EXERCISE PROMPT —
The records below should be copied in full, exactly as shown.

Records contained in a dataset

- - -

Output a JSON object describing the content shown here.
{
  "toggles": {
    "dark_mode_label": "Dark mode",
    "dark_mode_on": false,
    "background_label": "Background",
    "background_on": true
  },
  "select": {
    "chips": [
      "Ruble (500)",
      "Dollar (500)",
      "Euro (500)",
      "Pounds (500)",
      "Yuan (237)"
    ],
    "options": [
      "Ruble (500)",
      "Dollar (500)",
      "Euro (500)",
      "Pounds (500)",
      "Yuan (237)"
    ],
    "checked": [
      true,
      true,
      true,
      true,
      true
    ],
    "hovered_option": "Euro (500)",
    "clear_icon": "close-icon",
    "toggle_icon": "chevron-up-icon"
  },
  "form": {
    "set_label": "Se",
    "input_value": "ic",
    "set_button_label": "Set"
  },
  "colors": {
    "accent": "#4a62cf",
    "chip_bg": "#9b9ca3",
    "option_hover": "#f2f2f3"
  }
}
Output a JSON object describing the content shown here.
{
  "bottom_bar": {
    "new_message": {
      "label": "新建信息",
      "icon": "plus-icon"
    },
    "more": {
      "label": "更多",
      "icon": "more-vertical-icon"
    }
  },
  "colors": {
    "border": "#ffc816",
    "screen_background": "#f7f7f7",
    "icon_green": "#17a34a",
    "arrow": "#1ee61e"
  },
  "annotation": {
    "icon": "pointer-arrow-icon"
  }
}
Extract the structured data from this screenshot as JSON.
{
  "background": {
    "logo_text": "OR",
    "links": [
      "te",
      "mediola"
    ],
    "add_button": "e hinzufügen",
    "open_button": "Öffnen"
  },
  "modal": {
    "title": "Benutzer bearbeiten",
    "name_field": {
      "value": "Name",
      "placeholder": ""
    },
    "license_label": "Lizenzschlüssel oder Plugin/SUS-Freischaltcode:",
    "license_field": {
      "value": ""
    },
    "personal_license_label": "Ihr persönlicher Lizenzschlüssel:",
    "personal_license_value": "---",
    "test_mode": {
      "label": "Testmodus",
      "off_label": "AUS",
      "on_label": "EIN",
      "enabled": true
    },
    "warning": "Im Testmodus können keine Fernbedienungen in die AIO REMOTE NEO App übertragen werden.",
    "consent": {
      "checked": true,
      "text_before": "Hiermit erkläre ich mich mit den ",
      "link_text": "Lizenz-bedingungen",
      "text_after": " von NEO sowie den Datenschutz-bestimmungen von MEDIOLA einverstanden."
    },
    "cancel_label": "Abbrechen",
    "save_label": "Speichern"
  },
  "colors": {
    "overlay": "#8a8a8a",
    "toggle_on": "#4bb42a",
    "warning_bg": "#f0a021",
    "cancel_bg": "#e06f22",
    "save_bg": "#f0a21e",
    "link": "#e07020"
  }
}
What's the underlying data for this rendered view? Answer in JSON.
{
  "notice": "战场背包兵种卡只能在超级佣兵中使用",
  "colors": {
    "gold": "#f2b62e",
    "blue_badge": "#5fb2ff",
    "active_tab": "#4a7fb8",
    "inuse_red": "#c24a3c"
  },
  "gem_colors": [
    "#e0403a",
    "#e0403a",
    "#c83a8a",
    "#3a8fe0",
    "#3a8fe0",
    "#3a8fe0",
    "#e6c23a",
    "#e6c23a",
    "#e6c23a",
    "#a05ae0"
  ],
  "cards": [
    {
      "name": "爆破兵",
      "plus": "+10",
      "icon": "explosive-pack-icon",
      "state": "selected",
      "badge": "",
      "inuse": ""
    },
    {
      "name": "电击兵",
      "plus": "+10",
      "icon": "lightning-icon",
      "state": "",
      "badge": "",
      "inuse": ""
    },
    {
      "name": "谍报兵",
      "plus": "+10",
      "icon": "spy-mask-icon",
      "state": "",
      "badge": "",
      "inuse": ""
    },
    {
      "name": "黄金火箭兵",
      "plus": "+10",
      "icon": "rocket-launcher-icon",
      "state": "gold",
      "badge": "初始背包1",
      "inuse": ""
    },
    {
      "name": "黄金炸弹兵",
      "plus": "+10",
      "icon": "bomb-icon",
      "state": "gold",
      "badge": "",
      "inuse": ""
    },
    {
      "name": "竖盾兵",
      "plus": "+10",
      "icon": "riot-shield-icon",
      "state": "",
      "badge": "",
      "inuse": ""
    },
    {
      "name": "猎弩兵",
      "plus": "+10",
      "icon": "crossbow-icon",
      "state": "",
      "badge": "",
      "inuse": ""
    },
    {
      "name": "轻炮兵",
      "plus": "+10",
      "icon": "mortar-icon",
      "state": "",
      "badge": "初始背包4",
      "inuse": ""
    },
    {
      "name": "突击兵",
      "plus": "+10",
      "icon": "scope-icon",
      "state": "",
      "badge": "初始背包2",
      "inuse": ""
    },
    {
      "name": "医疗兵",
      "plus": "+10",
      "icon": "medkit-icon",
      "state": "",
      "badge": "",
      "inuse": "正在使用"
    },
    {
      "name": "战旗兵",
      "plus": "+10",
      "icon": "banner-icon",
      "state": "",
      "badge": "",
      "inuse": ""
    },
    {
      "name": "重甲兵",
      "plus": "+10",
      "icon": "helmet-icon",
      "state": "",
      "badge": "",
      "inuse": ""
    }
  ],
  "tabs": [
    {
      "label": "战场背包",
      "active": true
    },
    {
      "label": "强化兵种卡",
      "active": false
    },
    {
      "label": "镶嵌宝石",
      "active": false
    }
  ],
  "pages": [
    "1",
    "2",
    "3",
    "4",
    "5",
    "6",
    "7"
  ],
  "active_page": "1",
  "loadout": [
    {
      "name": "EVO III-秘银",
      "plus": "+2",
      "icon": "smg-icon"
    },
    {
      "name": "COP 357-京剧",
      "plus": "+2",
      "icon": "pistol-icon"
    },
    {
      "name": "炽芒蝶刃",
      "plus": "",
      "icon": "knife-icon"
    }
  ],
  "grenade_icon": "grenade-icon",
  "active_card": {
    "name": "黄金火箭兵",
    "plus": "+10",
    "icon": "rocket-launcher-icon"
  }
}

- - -

SOLUTION FOR THIS EXERCISE —
Output a JSON object describing the content shown here.
{
  "toggles": {
    "dark_mode_label": "Dark mode",
    "dark_mode_on": false,
    "background_label": "Background",
    "background_on": true
  },
  "select": {
    "chips": [
      "Ruble (500)",
      "Dollar (500)",
      "Euro (500)",
      "Pounds (500)",
      "Yuan (237)"
    ],
    "options": [
      "Ruble (500)",
      "Dollar (500)",
      "Euro (500)",
      "Pounds (500)",
      "Yuan (237)"
    ],
    "checked": [
      true,
      true,
      true,
      true,
      true
    ],
    "hovered_option": "Euro (500)",
    "clear_icon": "close-icon",
    "toggle_icon": "chevron-up-icon"
  },
  "form": {
    "set_label": "Se",
    "input_value": "ic",
    "set_button_label": "Set"
  },
  "colors": {
    "accent": "#4a62cf",
    "chip_bg": "#9b9ca3",
    "option_hover": "#f2f2f3"
  }
}
Output a JSON object describing the content shown here.
{
  "bottom_bar": {
    "new_message": {
      "label": "新建信息",
      "icon": "plus-icon"
    },
    "more": {
      "label": "更多",
      "icon": "more-vertical-icon"
    }
  },
  "colors": {
    "border": "#ffc816",
    "screen_background": "#f7f7f7",
    "icon_green": "#17a34a",
    "arrow": "#1ee61e"
  },
  "annotation": {
    "icon": "pointer-arrow-icon"
  }
}
Extract the structured data from this screenshot as JSON.
{
  "background": {
    "logo_text": "OR",
    "links": [
      "te",
      "mediola"
    ],
    "add_button": "e hinzufügen",
    "open_button": "Öffnen"
  },
  "modal": {
    "title": "Benutzer bearbeiten",
    "name_field": {
      "value": "Name",
      "placeholder": ""
    },
    "license_label": "Lizenzschlüssel oder Plugin/SUS-Freischaltcode:",
    "license_field": {
      "value": ""
    },
    "personal_license_label": "Ihr persönlicher Lizenzschlüssel:",
    "personal_license_value": "---",
    "test_mode": {
      "label": "Testmodus",
      "off_label": "AUS",
      "on_label": "EIN",
      "enabled": true
    },
    "warning": "Im Testmodus können keine Fernbedienungen in die AIO REMOTE NEO App übertragen werden.",
    "consent": {
      "checked": true,
      "text_before": "Hiermit erkläre ich mich mit den ",
      "link_text": "Lizenz-bedingungen",
      "text_after": " von NEO sowie den Datenschutz-bestimmungen von MEDIOLA einverstanden."
    },
    "cancel_label": "Abbrechen",
    "save_label": "Speichern"
  },
  "colors": {
    "overlay": "#8a8a8a",
    "toggle_on": "#4bb42a",
    "warning_bg": "#f0a021",
    "cancel_bg": "#e06f22",
    "save_bg": "#f0a21e",
    "link": "#e07020"
  }
}
What's the underlying data for this rendered view? Answer in JSON.
{
  "notice": "战场背包兵种卡只能在超级佣兵中使用",
  "colors": {
    "gold": "#f2b62e",
    "blue_badge": "#5fb2ff",
    "active_tab": "#4a7fb8",
    "inuse_red": "#c24a3c"
  },
  "gem_colors": [
    "#e0403a",
    "#e0403a",
    "#c83a8a",
    "#3a8fe0",
    "#3a8fe0",
    "#3a8fe0",
    "#e6c23a",
    "#e6c23a",
    "#e6c23a",
    "#a05ae0"
  ],
  "cards": [
    {
      "name": "爆破兵",
      "plus": "+10",
      "icon": "explosive-pack-icon",
      "state": "selected",
      "badge": "",
      "inuse": ""
    },
    {
      "name": "电击兵",
      "plus": "+10",
      "icon": "lightning-icon",
      "state": "",
      "badge": "",
      "inuse": ""
    },
    {
      "name": "谍报兵",
      "plus": "+10",
      "icon": "spy-mask-icon",
      "state": "",
      "badge": "",
      "inuse": ""
    },
    {
      "name": "黄金火箭兵",
      "plus": "+10",
      "icon": "rocket-launcher-icon",
      "state": "gold",
      "badge": "初始背包1",
      "inuse": ""
    },
    {
      "name": "黄金炸弹兵",
      "plus": "+10",
      "icon": "bomb-icon",
      "state": "gold",
      "badge": "",
      "inuse": ""
    },
    {
      "name": "竖盾兵",
      "plus": "+10",
      "icon": "riot-shield-icon",
      "state": "",
      "badge": "",
      "inuse": ""
    },
    {
      "name": "猎弩兵",
      "plus": "+10",
      "icon": "crossbow-icon",
      "state": "",
      "badge": "",
      "inuse": ""
    },
    {
      "name": "轻炮兵",
      "plus": "+10",
      "icon": "mortar-icon",
      "state": "",
      "badge": "初始背包4",
      "inuse": ""
    },
    {
      "name": "突击兵",
      "plus": "+10",
      "icon": "scope-icon",
      "state": "",
      "badge": "初始背包2",
      "inuse": ""
    },
    {
      "name": "医疗兵",
      "plus": "+10",
      "icon": "medkit-icon",
      "state": "",
      "badge": "",
      "inuse": "正在使用"
    },
    {
      "name": "战旗兵",
      "plus": "+10",
      "icon": "banner-icon",
      "state": "",
      "badge": "",
      "inuse": ""
    },
    {
      "name": "重甲兵",
      "plus": "+10",
      "icon": "helmet-icon",
      "state": "",
      "badge": "",
      "inuse": ""
    }
  ],
  "tabs": [
    {
      "label": "战场背包",
      "active": true
    },
    {
      "label": "强化兵种卡",
      "active": false
    },
    {
      "label": "镶嵌宝石",
      "active": false
    }
  ],
  "pages": [
    "1",
    "2",
    "3",
    "4",
    "5",
    "6",
    "7"
  ],
  "active_page": "1",
  "loadout": [
    {
      "name": "EVO III-秘银",
      "plus": "+2",
      "icon": "smg-icon"
    },
    {
      "name": "COP 357-京剧",
      "plus": "+2",
      "icon": "pistol-icon"
    },
    {
      "name": "炽芒蝶刃",
      "plus": "",
      "icon": "knife-icon"
    }
  ],
  "grenade_icon": "grenade-icon",
  "active_card": {
    "name": "黄金火箭兵",
    "plus": "+10",
    "icon": "rocket-launcher-icon"
  }
}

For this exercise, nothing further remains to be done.